LP

Writing, when, where, and with what do you do it?

 

John Langan

Either early in the morning or late at night, in my office, on a legal pad with a pen.  I shoot for a page a day.  I may revise the page later in the day.  Once a story is done, I type it into my computer as quickly as I can, revising more along the way. 


LP

What key advice would you give to the writer trying to write their first novel?

 

John Langan

Patience and persistence.  It’s going to take as long as it’s going to take:  keep at it.  Don’t waste time comparing yourself to other writers:  write your book, the one that only you can write.  To borrow from the great Jeff Ford, you’re going to have the impulse to play it safe, narrative-wise, especially with a first novel.  Fight that impulse; don’t be afraid to go nuts.

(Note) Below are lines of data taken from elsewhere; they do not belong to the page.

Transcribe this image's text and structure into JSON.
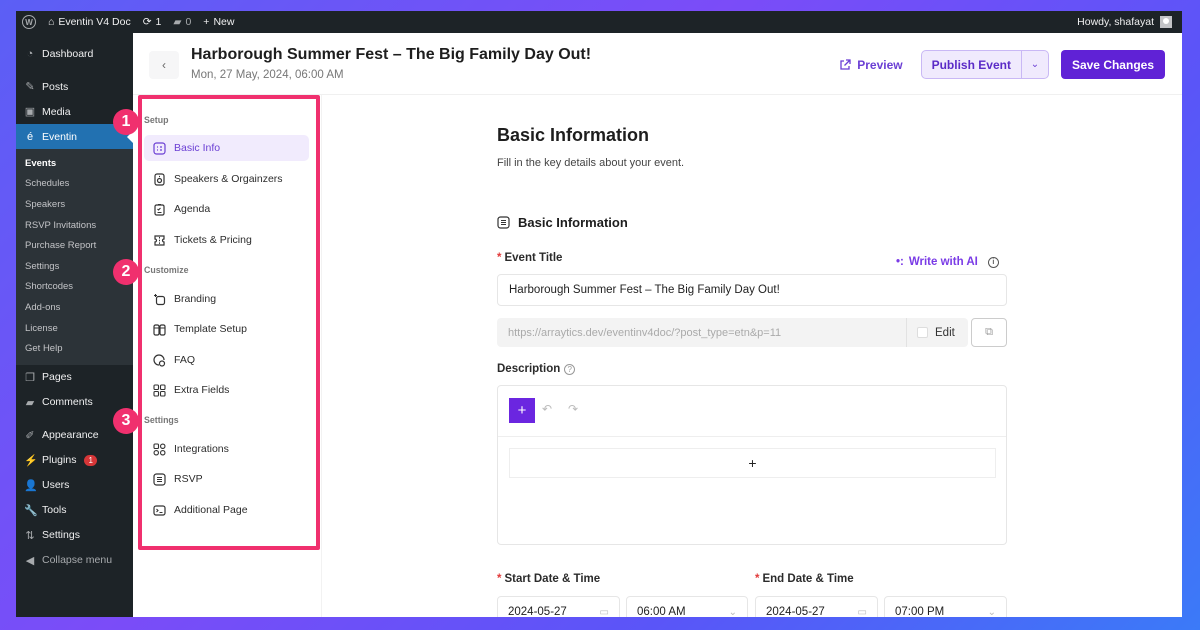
{
  "adminbar": {
    "site_name": "Eventin V4 Doc",
    "updates_count": "1",
    "comments_count": "0",
    "new_label": "New",
    "howdy": "Howdy, shafayat"
  },
  "wp_menu": {
    "items_top": [
      {
        "label": "Dashboard",
        "icon": "dashboard-icon"
      },
      {
        "label": "Posts",
        "icon": "pin-icon"
      },
      {
        "label": "Media",
        "icon": "media-icon"
      },
      {
        "label": "Eventin",
        "icon": "eventin-icon"
      }
    ],
    "eventin_sub": [
      "Events",
      "Schedules",
      "Speakers",
      "RSVP Invitations",
      "Purchase Report",
      "Settings",
      "Shortcodes",
      "Add-ons",
      "License",
      "Get Help"
    ],
    "items_bottom": [
      {
        "label": "Pages",
        "icon": "pages-icon"
      },
      {
        "label": "Comments",
        "icon": "comments-icon"
      },
      {
        "label": "Appearance",
        "icon": "appearance-icon"
      },
      {
        "label": "Plugins",
        "icon": "plugins-icon",
        "badge": "1"
      },
      {
        "label": "Users",
        "icon": "users-icon"
      },
      {
        "label": "Tools",
        "icon": "tools-icon"
      },
      {
        "label": "Settings",
        "icon": "settings-icon"
      }
    ],
    "collapse_label": "Collapse menu"
  },
  "header": {
    "event_title": "Harborough Summer Fest – The Big Family Day Out!",
    "event_date": "Mon, 27 May, 2024, 06:00 AM",
    "preview_label": "Preview",
    "publish_label": "Publish Event",
    "save_label": "Save Changes"
  },
  "event_nav": {
    "sections": [
      {
        "title": "Setup",
        "badge": "1",
        "items": [
          "Basic Info",
          "Speakers & Orgainzers",
          "Agenda",
          "Tickets & Pricing"
        ]
      },
      {
        "title": "Customize",
        "badge": "2",
        "items": [
          "Branding",
          "Template Setup",
          "FAQ",
          "Extra Fields"
        ]
      },
      {
        "title": "Settings",
        "badge": "3",
        "items": [
          "Integrations",
          "RSVP",
          "Additional Page"
        ]
      }
    ],
    "active_item": "Basic Info"
  },
  "form": {
    "page_title": "Basic Information",
    "page_subtitle": "Fill in the key details about your event.",
    "section_title": "Basic Information",
    "event_title_label": "Event Title",
    "write_ai_label": "Write with AI",
    "event_title_value": "Harborough Summer Fest – The Big Family Day Out!",
    "permalink": "https://arraytics.dev/eventinv4doc/?post_type=etn&p=11",
    "edit_label": "Edit",
    "description_label": "Description",
    "start_label": "Start Date & Time",
    "end_label": "End Date & Time",
    "start_date": "2024-05-27",
    "start_time": "06:00 AM",
    "end_date": "2024-05-27",
    "end_time": "07:00 PM"
  },
  "colors": {
    "accent": "#6022d6",
    "highlight": "#f0306e",
    "wp_active": "#2271b1"
  }
}
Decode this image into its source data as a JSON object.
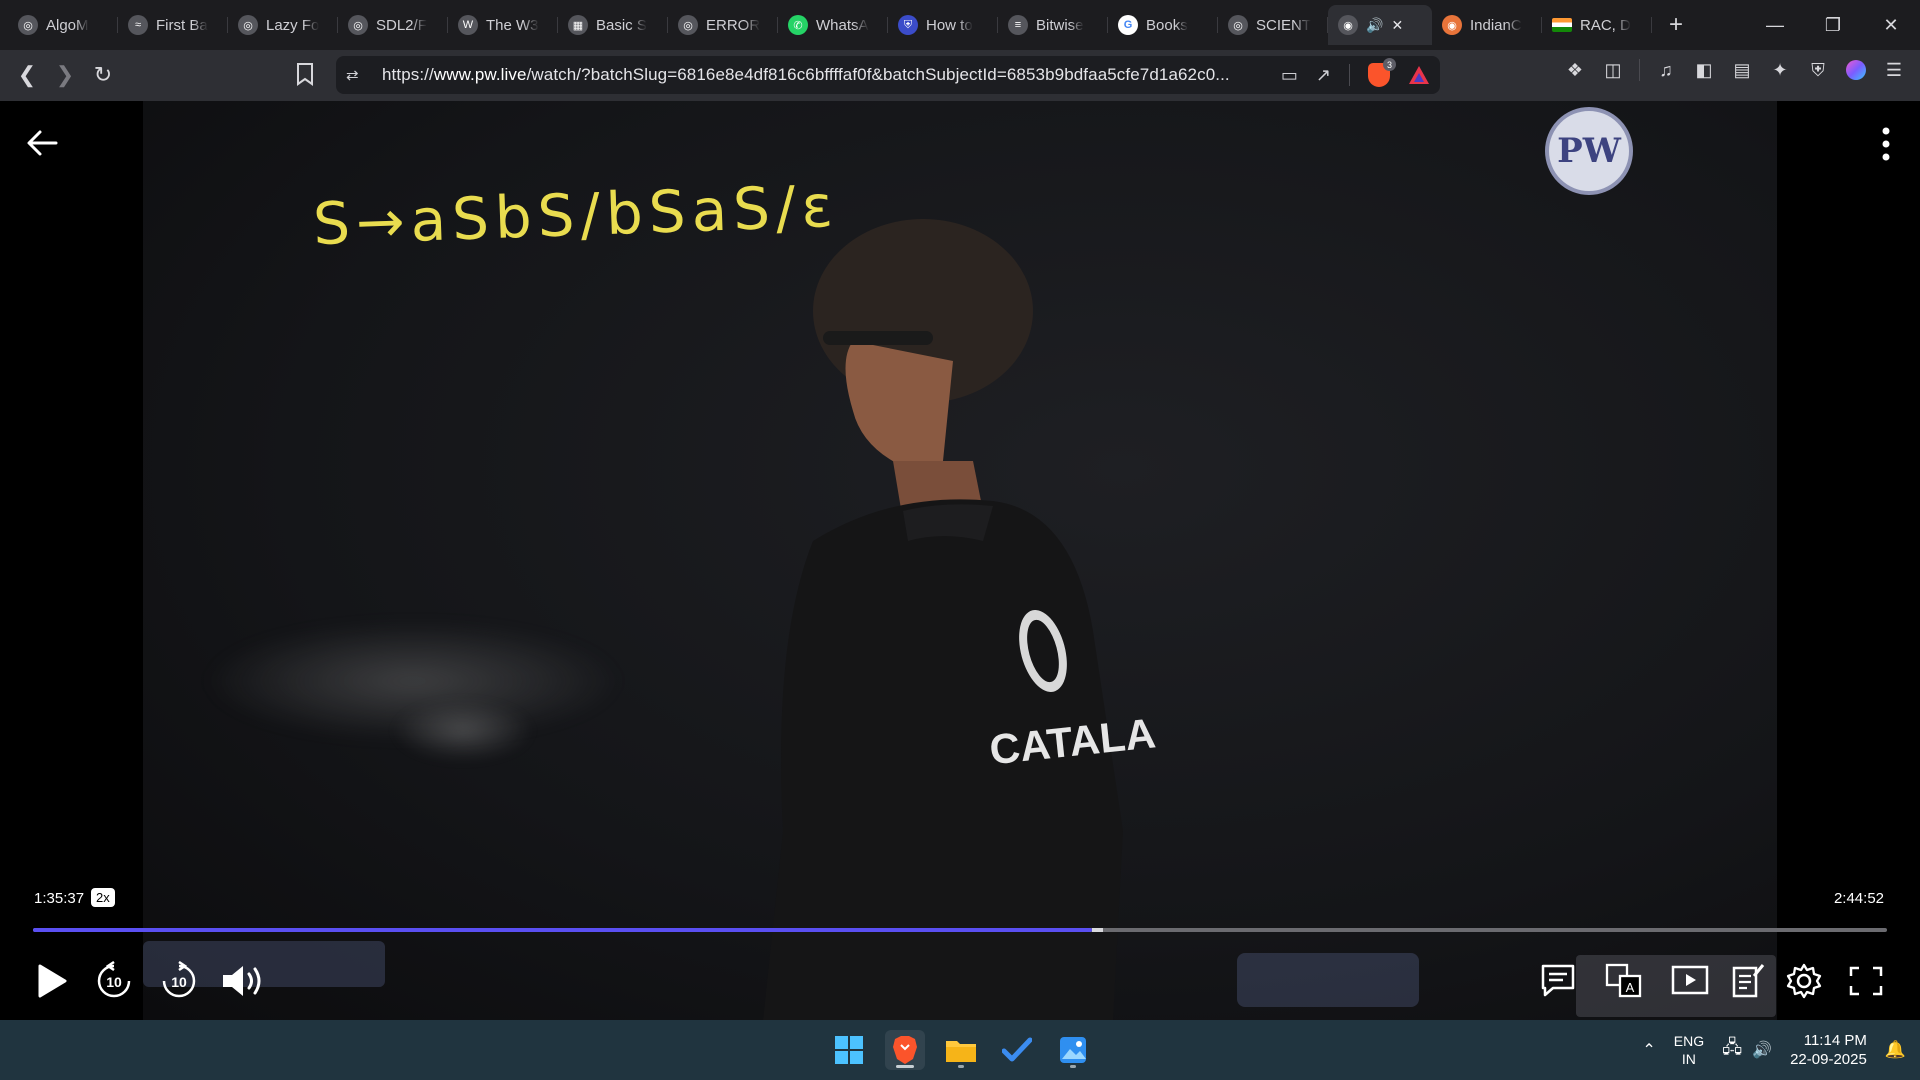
{
  "browser": {
    "tabs": [
      {
        "title": "AlgoM",
        "icon": "globe-icon"
      },
      {
        "title": "First Ba",
        "icon": "lightning-icon"
      },
      {
        "title": "Lazy Fo",
        "icon": "globe-icon"
      },
      {
        "title": "SDL2/F",
        "icon": "globe-icon"
      },
      {
        "title": "The W3",
        "icon": "wordpress-icon"
      },
      {
        "title": "Basic S",
        "icon": "ms-icon"
      },
      {
        "title": "ERROR",
        "icon": "globe-icon"
      },
      {
        "title": "WhatsA",
        "icon": "whatsapp-icon"
      },
      {
        "title": "How to",
        "icon": "shield-icon"
      },
      {
        "title": "Bitwise",
        "icon": "site-icon"
      },
      {
        "title": "Books",
        "icon": "google-icon"
      },
      {
        "title": "SCIENT",
        "icon": "globe-icon"
      },
      {
        "title": "",
        "icon": "pw-icon",
        "active": true
      },
      {
        "title": "IndianC",
        "icon": "bowl-icon"
      },
      {
        "title": "RAC, D",
        "icon": "india-flag-icon"
      }
    ],
    "new_tab": "+",
    "url_prefix": "https://",
    "url_host": "www.pw.live",
    "url_path": "/watch/?batchSlug=6816e8e4df816c6bffffaf0f&batchSubjectId=6853b9bdfaa5cfe7d1a62c0...",
    "brave_shield_count": "3"
  },
  "player": {
    "board_text": "S→aSbS/bSaS/ε",
    "shirt_text": "CATALA",
    "logo_text": "PW",
    "current_time": "1:35:37",
    "speed": "2x",
    "total_time": "2:44:52",
    "progress_fraction": 0.571,
    "buffered_fraction": 0.577,
    "rewind_label": "10",
    "forward_label": "10"
  },
  "taskbar": {
    "lang_top": "ENG",
    "lang_bottom": "IN",
    "time": "11:14 PM",
    "date": "22-09-2025"
  },
  "colors": {
    "accent": "#5a4ff2",
    "chalk": "#e9dc4f",
    "taskbar": "#20343f"
  }
}
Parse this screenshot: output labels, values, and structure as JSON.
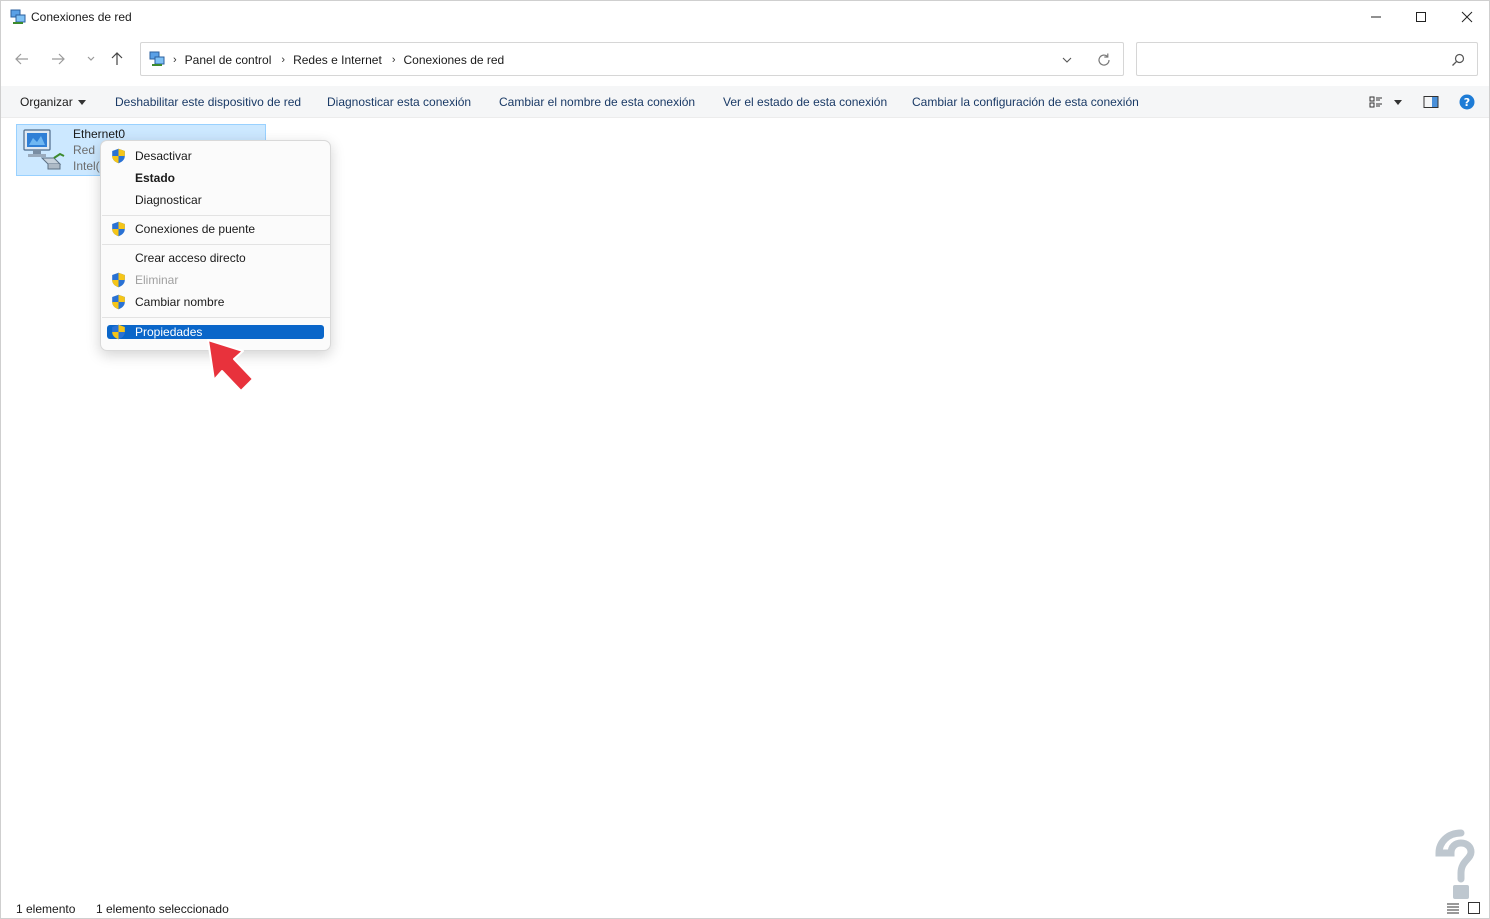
{
  "window": {
    "title": "Conexiones de red",
    "icons": {
      "app": "network-connections-icon",
      "minimize": "minimize-icon",
      "maximize": "maximize-icon",
      "close": "close-icon"
    }
  },
  "nav": {
    "icons": [
      "back-arrow-icon",
      "forward-arrow-icon",
      "recent-locations-chevron-icon",
      "up-arrow-icon"
    ]
  },
  "address": {
    "breadcrumbs": [
      "Panel de control",
      "Redes e Internet",
      "Conexiones de red"
    ],
    "separator": "›",
    "icons": {
      "location": "control-panel-icon",
      "history": "chevron-down-icon",
      "refresh": "refresh-icon"
    }
  },
  "search": {
    "value": "",
    "placeholder": "",
    "icon": "search-icon"
  },
  "commandbar": {
    "organize": "Organizar",
    "commands": [
      "Deshabilitar este dispositivo de red",
      "Diagnosticar esta conexión",
      "Cambiar el nombre de esta conexión",
      "Ver el estado de esta conexión",
      "Cambiar la configuración de esta conexión"
    ],
    "icons": {
      "layout": "change-view-icon",
      "layout_more": "dropdown-caret-icon",
      "preview": "preview-pane-icon",
      "help": "help-icon"
    }
  },
  "connection": {
    "name": "Ethernet0",
    "status": "Red",
    "adapter": "Intel(",
    "icon": "ethernet-adapter-icon",
    "selected": true
  },
  "context_menu": {
    "groups": [
      [
        {
          "label": "Desactivar",
          "shield": true,
          "bold": false,
          "disabled": false
        },
        {
          "label": "Estado",
          "shield": false,
          "bold": true,
          "disabled": false
        },
        {
          "label": "Diagnosticar",
          "shield": false,
          "bold": false,
          "disabled": false
        }
      ],
      [
        {
          "label": "Conexiones de puente",
          "shield": true,
          "bold": false,
          "disabled": false
        }
      ],
      [
        {
          "label": "Crear acceso directo",
          "shield": false,
          "bold": false,
          "disabled": false
        },
        {
          "label": "Eliminar",
          "shield": true,
          "bold": false,
          "disabled": true
        },
        {
          "label": "Cambiar nombre",
          "shield": true,
          "bold": false,
          "disabled": false
        }
      ],
      [
        {
          "label": "Propiedades",
          "shield": true,
          "bold": false,
          "disabled": false,
          "highlighted": true
        }
      ]
    ],
    "icons": {
      "shield": "uac-shield-icon",
      "pointer": "red-arrow-pointer-icon"
    }
  },
  "statusbar": {
    "item_count": "1 elemento",
    "selection": "1 elemento seleccionado",
    "icons": {
      "details": "details-view-icon",
      "tiles": "large-icons-view-icon"
    }
  },
  "colors": {
    "selection_bg": "#cce8ff",
    "selection_border": "#99d1ff",
    "menu_highlight": "#0a66c9",
    "command_text": "#1a3a66",
    "arrow": "#e8323c",
    "help": "#1e7cd6"
  },
  "watermark": {
    "icon": "watermark-logo-icon"
  }
}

LP

In Acknowledgements section of The Fisherman you mention “Laird Barron and Paul Tremblay have been the other brothers I never had” Are they?

Recognition time, what do they mean to you and their contribution to writing world, publishing, and general influence one ones self.

John Langan

With their creative integrity, their personal kindness and generosity, Laird and Paul make my life a better one.  Honestly, I love these guys.  With other writers of our generation such as Michael Cisco, Stephen Graham Jones, Sarah Langan, Victor LaValle, Livia Llewellyn, and Kaaron Warren, their work exemplifies the range of achievement of contemporary horror fiction. 


LP

Which authors and their books impregnated your consciousness in becoming an author?

 

John Langan

When I was younger, Stan Lee, Marv Wolfman, and Robert E. Howard made up a good part of my preferred reading, and they still have an impact on me.  But it was Stephen King who made me think I had to be a writer, and of horror fiction in particular; a realization that was cemented by reading Peter Straub’s work soon thereafter, and T.E.D. Klein’s following that.  Later on, Flannery O’Connor, William Faulkner, Henry James, Willa Cather, Virginia Woolf, and Salman Rushdie expanded my ideas of what fiction could do, as have Dickens, Philip Roth, and Dan Chaon more recently. 


LP

Monster narratives, which are your greatest ones  from fiction, your memorable characters worth re-reading?

 

John Langan

Lovecraft’s “The Dunwich Horror,” for the relentless forward momentum of its narrative, and the extravagance of its monsters; Stephen King’s The Mist, for its portrayal of a group of hapless people trapped in a supermarket while a monstrous invasion is taking place outside the large, vulnerable plate-glass windows; Clive Barker’s “Rawhead Rex,” for its terrifying, unstoppable creature; Lisa Tuttle’s “Replacements,” for the way its monsters go right to the heart of human insecurity; Cherie Priest’s Those Who Went Remain There Still for its combination of early-American history and crazy monsters. 



LP

What reads, now or last year, you recommend? 

 

John Langan

Lately, I’ve been thinking a lot about Dan Chaon’s last two novels, Await Your Reply and Ill Will.  From my more recent reading, I’d recommend Carrie Laben’s A Hawk in the Wind, S.P. Miskowski’s The Worst is Yet to Come, Laird Barron’s Black Mountain, Paul Tremblay’s Growing Things, and Nathan Ballingrud’s Wounds.



LP

What writings can we expect next from you?

 

John Langan

I’ll have a novella included in Ellen Datlow’s forthcoming anthology of ghost stories, Echoes.



Lou Pendergrast

Thank you for your time and this peak into your writing world and mind.

 

John Langan

Thank you for this opportunity to talk with you!

 



 

Reviewed by Lou Pendergrast on 12 April 2019